(Dataset rows describing interfaces)

········

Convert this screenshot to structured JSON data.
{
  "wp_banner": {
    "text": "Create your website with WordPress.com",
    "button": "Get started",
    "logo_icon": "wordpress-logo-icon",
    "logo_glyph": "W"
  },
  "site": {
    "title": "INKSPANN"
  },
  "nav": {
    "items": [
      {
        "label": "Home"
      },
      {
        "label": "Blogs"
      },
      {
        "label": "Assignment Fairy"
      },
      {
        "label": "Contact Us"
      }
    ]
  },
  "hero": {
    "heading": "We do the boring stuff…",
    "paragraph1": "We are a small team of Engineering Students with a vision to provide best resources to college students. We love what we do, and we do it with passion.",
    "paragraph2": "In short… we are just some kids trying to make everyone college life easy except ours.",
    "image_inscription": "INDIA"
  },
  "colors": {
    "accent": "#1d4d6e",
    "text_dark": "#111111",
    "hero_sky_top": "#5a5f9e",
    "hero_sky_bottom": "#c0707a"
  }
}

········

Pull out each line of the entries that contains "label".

| Answer section |
        "label": "Home"
        "label": "Blogs"
        "label": "Assignment Fairy"
        "label": "Contact Us"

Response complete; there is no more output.